----- Supplied material -----

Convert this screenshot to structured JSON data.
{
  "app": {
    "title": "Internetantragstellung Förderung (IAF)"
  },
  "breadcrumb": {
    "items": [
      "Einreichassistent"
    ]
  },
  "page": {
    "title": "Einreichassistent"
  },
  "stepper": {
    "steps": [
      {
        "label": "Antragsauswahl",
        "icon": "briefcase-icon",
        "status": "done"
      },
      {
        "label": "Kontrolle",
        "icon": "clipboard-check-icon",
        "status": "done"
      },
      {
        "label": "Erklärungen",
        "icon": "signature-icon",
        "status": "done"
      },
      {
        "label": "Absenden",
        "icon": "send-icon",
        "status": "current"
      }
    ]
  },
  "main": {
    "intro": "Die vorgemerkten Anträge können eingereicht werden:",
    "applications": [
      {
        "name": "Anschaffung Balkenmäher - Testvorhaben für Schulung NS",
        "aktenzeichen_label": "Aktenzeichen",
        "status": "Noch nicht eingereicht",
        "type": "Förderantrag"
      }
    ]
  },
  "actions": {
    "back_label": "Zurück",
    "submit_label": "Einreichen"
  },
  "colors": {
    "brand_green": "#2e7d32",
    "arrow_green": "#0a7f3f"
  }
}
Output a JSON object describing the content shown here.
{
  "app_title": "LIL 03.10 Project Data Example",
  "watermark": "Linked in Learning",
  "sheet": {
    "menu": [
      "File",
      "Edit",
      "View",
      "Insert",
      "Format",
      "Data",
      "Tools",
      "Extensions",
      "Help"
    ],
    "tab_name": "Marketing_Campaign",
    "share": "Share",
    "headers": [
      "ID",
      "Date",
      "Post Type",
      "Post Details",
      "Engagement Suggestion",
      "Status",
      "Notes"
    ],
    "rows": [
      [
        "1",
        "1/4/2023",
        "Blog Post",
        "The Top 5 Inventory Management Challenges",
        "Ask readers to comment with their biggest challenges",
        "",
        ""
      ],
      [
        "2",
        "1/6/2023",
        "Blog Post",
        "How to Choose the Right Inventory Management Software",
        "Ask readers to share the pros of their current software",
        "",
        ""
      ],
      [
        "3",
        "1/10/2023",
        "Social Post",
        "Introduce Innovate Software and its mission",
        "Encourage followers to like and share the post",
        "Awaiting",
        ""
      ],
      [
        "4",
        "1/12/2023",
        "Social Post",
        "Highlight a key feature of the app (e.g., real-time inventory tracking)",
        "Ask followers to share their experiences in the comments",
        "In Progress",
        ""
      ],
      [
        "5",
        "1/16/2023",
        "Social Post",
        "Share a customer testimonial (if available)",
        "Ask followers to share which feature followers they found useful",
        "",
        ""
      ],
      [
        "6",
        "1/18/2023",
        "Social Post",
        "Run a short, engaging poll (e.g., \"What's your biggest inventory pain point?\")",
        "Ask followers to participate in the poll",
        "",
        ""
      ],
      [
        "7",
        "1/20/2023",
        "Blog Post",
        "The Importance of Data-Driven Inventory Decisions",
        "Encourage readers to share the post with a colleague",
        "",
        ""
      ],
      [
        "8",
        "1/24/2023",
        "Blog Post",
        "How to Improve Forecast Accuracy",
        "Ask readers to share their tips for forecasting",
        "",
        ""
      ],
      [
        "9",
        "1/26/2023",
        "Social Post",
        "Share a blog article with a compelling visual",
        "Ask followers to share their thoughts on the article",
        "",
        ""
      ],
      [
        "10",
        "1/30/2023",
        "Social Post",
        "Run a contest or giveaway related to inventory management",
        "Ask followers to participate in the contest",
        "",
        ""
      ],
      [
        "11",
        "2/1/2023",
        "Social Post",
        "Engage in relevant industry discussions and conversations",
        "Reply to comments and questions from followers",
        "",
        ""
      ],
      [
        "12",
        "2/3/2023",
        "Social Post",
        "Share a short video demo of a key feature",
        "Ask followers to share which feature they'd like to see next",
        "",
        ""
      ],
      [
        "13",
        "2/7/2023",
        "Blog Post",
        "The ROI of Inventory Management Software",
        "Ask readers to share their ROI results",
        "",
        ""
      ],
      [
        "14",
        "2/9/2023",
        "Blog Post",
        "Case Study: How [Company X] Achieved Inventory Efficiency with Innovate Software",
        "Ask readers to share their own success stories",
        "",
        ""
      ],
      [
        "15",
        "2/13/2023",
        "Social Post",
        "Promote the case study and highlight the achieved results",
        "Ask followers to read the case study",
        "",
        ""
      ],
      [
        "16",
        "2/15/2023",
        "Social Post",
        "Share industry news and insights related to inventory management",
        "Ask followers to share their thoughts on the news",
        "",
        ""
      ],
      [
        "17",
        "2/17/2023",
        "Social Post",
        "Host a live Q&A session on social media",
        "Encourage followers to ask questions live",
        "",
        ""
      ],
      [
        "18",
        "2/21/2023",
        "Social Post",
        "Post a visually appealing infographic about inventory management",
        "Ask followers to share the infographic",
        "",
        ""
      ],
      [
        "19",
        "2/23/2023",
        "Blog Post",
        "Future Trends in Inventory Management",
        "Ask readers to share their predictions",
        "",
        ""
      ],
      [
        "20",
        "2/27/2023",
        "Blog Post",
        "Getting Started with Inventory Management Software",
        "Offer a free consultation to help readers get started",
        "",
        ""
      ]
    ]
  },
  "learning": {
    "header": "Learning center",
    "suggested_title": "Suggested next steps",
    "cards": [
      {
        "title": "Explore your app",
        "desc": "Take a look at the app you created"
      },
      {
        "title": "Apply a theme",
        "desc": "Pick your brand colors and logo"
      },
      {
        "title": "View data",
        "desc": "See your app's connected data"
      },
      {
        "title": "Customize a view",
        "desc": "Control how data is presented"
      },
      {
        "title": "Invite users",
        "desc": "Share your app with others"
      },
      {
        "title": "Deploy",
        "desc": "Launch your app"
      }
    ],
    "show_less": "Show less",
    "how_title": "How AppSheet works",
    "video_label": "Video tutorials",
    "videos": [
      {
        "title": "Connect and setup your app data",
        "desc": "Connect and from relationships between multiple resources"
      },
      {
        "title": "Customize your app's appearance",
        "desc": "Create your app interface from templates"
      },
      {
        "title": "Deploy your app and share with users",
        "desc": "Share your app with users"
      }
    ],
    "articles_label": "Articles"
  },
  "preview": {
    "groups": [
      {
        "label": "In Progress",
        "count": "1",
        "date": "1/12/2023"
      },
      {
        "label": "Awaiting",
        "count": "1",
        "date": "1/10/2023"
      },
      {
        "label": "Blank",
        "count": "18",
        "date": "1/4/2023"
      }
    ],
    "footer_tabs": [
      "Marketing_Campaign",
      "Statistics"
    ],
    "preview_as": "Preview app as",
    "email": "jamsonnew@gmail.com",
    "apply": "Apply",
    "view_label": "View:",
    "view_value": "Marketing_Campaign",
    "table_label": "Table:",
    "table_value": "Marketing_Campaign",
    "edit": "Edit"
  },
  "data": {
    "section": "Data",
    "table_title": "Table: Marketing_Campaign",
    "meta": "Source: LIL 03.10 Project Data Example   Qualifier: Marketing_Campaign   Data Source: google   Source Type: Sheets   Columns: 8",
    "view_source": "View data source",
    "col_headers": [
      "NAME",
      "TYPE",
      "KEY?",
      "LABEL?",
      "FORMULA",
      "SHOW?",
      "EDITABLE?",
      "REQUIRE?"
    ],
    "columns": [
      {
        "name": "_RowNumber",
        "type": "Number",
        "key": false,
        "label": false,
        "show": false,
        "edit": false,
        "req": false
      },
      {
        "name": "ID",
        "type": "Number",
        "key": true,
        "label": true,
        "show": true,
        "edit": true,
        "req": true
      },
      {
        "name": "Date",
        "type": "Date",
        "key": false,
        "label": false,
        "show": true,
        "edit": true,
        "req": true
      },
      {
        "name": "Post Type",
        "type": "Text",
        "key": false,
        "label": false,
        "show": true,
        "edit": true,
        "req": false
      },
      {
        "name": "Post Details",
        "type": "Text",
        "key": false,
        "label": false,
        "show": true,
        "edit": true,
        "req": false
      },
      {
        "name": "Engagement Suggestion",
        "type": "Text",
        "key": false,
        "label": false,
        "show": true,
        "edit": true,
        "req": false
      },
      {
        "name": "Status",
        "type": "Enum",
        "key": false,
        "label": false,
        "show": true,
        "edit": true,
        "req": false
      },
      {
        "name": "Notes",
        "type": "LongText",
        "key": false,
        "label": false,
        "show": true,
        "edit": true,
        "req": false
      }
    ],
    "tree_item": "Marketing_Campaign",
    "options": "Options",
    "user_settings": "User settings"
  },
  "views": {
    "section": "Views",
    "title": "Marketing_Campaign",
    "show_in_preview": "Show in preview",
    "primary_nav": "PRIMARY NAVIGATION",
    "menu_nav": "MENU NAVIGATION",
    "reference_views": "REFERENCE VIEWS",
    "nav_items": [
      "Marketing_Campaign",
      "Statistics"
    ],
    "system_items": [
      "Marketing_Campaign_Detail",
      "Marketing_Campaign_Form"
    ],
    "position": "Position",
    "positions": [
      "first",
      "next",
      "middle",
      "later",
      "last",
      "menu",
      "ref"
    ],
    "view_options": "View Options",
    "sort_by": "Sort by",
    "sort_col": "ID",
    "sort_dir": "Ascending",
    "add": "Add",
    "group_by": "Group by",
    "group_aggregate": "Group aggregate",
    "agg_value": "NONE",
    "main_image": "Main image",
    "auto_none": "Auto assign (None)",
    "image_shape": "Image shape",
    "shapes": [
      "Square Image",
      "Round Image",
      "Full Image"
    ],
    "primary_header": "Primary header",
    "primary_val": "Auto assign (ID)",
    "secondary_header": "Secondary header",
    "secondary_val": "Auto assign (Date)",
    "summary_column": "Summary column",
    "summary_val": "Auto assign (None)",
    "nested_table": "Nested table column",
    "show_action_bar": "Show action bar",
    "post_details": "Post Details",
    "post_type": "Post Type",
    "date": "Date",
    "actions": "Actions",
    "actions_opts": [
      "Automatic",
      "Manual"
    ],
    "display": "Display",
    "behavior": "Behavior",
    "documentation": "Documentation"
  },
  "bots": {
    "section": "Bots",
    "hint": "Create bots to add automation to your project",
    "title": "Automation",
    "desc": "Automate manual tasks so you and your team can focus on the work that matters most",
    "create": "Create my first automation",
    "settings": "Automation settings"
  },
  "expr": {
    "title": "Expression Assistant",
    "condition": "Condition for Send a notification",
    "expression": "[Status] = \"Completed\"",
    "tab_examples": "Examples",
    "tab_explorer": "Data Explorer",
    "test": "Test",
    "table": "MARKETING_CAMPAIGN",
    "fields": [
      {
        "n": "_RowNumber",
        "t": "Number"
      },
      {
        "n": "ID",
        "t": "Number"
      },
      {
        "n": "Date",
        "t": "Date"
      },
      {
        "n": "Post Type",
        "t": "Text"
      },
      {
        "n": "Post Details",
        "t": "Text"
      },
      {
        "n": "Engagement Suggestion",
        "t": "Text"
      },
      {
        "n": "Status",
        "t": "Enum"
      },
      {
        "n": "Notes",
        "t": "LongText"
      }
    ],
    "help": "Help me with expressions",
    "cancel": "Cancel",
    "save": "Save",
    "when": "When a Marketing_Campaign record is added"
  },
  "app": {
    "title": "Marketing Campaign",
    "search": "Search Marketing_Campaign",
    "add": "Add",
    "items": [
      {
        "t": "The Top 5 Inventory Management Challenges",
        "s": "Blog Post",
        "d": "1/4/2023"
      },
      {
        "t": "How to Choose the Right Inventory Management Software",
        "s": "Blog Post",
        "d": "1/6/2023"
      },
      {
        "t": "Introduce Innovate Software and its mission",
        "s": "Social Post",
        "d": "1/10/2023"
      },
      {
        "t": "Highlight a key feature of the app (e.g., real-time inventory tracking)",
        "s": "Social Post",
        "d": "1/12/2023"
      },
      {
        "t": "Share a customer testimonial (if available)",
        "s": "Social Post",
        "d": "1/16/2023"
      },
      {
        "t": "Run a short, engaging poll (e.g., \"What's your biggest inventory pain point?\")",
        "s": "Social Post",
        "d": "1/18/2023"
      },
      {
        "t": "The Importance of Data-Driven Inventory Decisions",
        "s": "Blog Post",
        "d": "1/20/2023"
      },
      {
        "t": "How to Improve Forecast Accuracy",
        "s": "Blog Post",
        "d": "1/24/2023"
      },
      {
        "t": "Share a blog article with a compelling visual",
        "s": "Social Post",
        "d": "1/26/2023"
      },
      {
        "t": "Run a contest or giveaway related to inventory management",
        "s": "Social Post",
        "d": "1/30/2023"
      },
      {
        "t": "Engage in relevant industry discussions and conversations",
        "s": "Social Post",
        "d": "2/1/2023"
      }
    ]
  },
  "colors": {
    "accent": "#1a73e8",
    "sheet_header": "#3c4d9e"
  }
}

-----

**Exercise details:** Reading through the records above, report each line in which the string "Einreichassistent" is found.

**Written reply:**
      "Einreichassistent"
    "title": "Einreichassistent"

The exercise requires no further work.